● SOURCE RECORDS:
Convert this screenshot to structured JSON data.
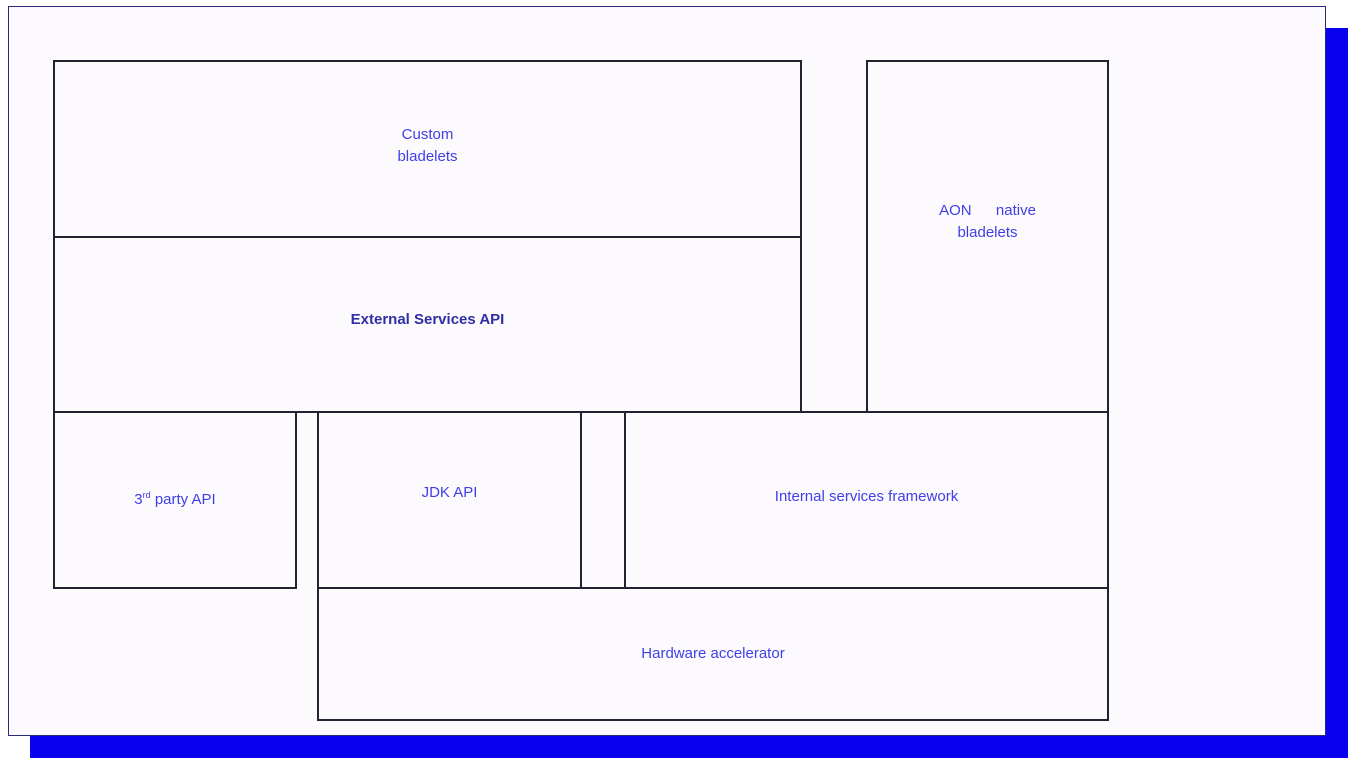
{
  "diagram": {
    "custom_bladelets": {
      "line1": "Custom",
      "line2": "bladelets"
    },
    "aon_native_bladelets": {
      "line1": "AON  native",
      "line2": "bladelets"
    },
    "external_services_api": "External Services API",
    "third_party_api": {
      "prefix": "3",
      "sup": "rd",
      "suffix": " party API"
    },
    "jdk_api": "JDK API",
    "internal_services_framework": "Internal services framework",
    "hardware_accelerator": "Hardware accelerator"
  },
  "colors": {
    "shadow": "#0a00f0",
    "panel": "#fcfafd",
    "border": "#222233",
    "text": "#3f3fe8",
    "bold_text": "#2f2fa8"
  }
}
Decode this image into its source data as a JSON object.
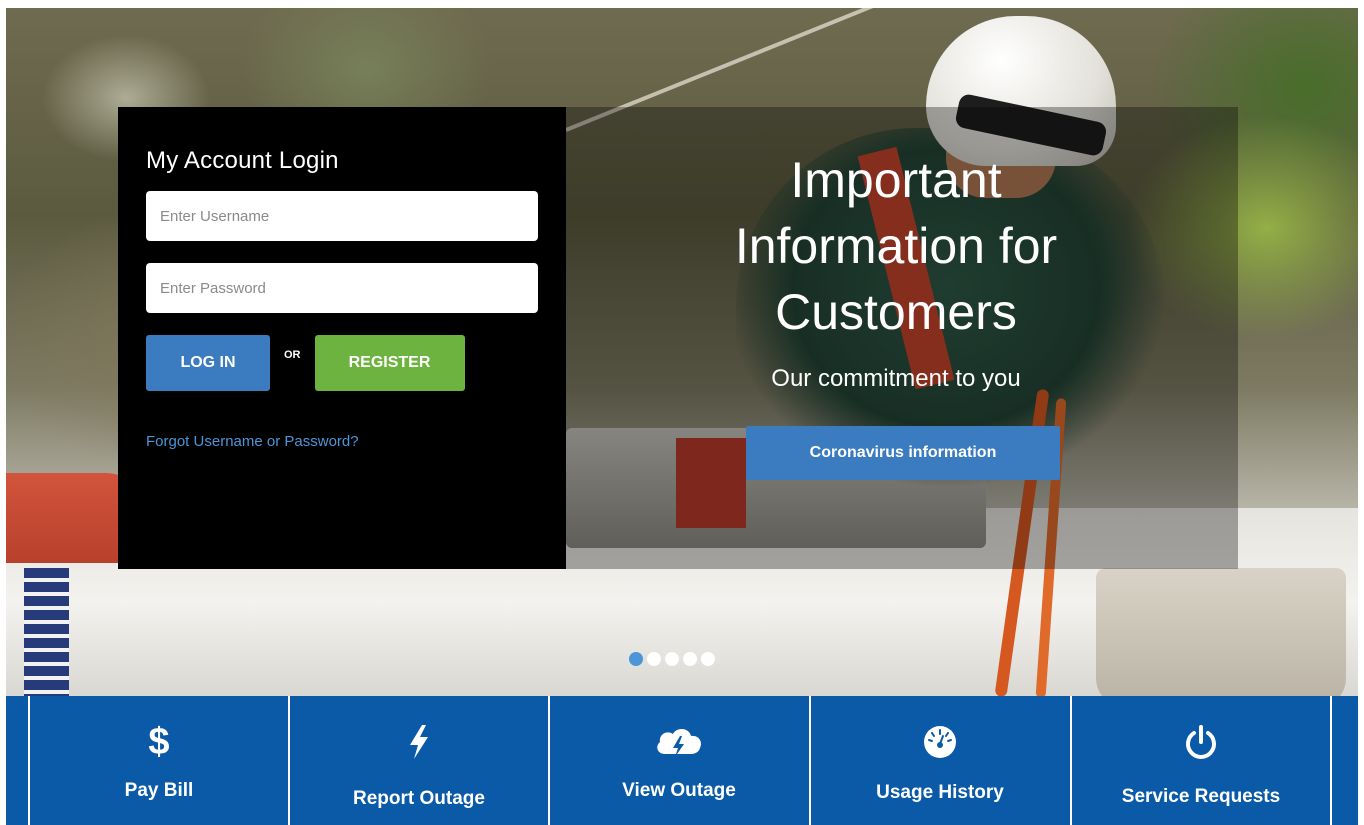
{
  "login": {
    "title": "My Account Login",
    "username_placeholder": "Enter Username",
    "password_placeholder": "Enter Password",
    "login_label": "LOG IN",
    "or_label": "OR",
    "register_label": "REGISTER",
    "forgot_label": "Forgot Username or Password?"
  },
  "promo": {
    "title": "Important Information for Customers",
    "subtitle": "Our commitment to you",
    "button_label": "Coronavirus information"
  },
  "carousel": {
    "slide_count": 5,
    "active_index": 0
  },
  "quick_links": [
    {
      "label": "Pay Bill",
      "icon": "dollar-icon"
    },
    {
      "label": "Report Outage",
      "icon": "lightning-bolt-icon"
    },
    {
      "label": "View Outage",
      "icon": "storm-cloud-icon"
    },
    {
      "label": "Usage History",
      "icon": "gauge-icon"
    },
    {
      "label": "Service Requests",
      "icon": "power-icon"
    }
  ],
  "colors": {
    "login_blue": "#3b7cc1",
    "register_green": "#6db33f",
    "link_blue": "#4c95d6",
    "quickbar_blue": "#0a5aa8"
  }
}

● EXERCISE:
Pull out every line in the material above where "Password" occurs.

● RESPONSE AREA:
    "password_placeholder": "Enter Password",
    "forgot_label": "Forgot Username or Password?"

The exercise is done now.